The lower rate of €112.70 for jobseekers 18–24 is meant to “incentivise them to engage in education or training to improve their chances of obtaining full time sustainable employment”, a spokesperson for the Department of Social Protection said.
Those in education or training can get a higher rate and so can those who are renting independently of their parents and availing of rent subsidies including HAP, they said.
The spokesperson didn’t directly respond to a question as to why those people living in homeless services are not classed as living independently.
“I’ve done everything I’ve been told to do,” said Hill on the phone on Tuesday 27 April. She had been running around that day between different agencies gathering documents.
She was trying to sell her phone to get the money for the landlord, which he expected the following day, she said. “I feel like I’m being set up to fail.”
She went to Intreo, but they told her she needed to bring in a copy of her lease, which she didn’t yet have.
Then, she spoke to staff at Peter McVerry Trust. They agreed to help her with the money, she says.
On Friday 30 April, Hill said she paid the landlord €60 out of her social welfare and that the Peter McVerry Trust is going to cover the rest.
A person can make an application for exceptional needs “to help meet essential, once-off expenditure which a person could not reasonably be expected to meet out of their weekly income”, the spokesperson for the Department of Social Protection said.
The spokesperson for the Department of Housing says the programme for government includes a commitment to develop a National Youth Homelessness Strategy.
That will be drawn up this year, in cooperation with the Minister for Youth and Children, they said.

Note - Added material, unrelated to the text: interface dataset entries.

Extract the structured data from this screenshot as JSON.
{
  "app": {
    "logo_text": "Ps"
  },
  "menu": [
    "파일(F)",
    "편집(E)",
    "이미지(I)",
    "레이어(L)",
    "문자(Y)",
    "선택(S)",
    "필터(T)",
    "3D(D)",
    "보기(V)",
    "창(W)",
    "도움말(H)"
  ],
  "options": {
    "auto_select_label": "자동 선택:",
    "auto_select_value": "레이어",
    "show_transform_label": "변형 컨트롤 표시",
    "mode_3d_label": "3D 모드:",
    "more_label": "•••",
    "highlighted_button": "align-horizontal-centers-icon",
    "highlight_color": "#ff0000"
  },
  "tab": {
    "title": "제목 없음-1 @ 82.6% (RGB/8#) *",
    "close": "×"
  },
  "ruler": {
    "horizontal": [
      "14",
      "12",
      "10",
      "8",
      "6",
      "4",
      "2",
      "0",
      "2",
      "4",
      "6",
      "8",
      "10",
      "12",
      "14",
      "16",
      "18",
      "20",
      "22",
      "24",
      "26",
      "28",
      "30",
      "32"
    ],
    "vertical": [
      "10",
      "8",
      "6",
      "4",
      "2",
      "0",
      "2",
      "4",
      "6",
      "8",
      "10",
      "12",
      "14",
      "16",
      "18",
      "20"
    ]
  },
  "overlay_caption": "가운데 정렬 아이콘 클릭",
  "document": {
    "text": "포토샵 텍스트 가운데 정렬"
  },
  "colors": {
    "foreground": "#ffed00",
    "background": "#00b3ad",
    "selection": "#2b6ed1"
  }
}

The Minister for Housing has a homelessness task force that includes the DRHE, NGOs and the housing advice charity Threshold, which will be consulted in the development of the strategy, they said.